● Task directions
Where does the string "icon" occur in the records? Copy each line that holds it.

● Available data

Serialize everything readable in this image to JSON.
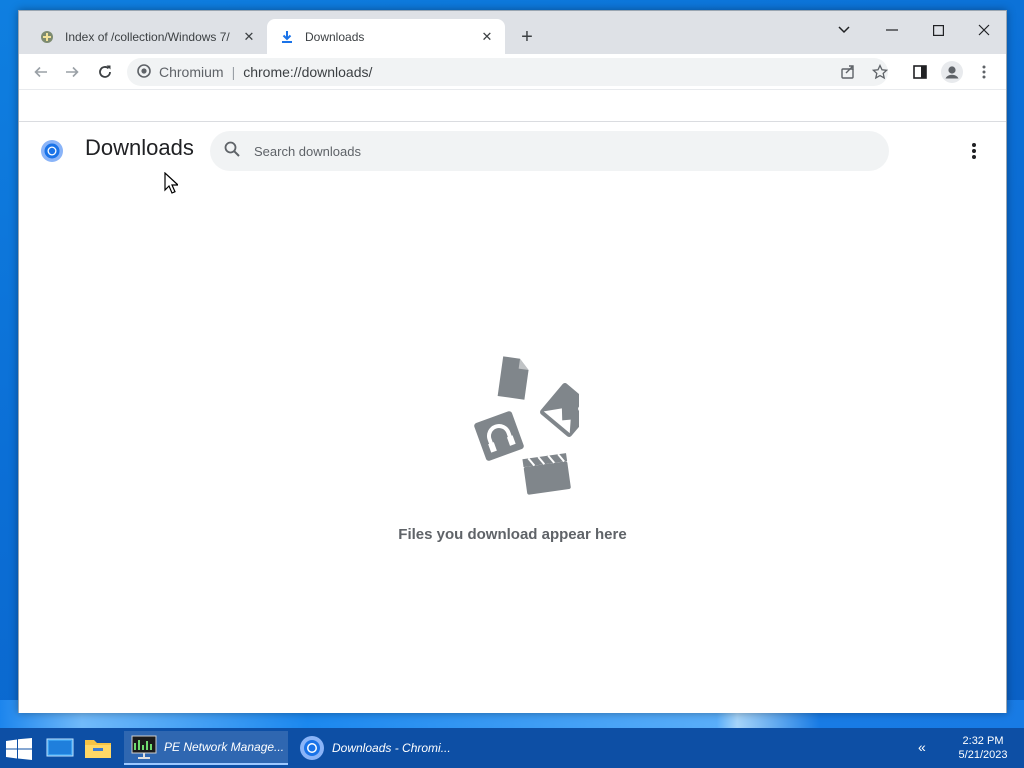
{
  "browser": {
    "tabs": [
      {
        "title": "Index of /collection/Windows 7/",
        "icon": "folder-favicon-icon",
        "active": false
      },
      {
        "title": "Downloads",
        "icon": "download-icon",
        "active": true
      }
    ],
    "toolbar": {
      "site_name": "Chromium",
      "url": "chrome://downloads/"
    }
  },
  "page": {
    "title": "Downloads",
    "search_placeholder": "Search downloads",
    "empty_message": "Files you download appear here"
  },
  "taskbar": {
    "items": [
      {
        "label": "PE Network Manage...",
        "icon": "network-manager-icon"
      },
      {
        "label": "Downloads - Chromi...",
        "icon": "chromium-icon"
      }
    ],
    "clock": {
      "time": "2:32 PM",
      "date": "5/21/2023"
    }
  },
  "colors": {
    "accent": "#1a73e8",
    "taskbar": "#0d4fa5",
    "desktop": "#0b6fd6"
  }
}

● Response area
        "icon": "folder-favicon-icon",
        "icon": "download-icon",
        "icon": "network-manager-icon"
        "icon": "chromium-icon"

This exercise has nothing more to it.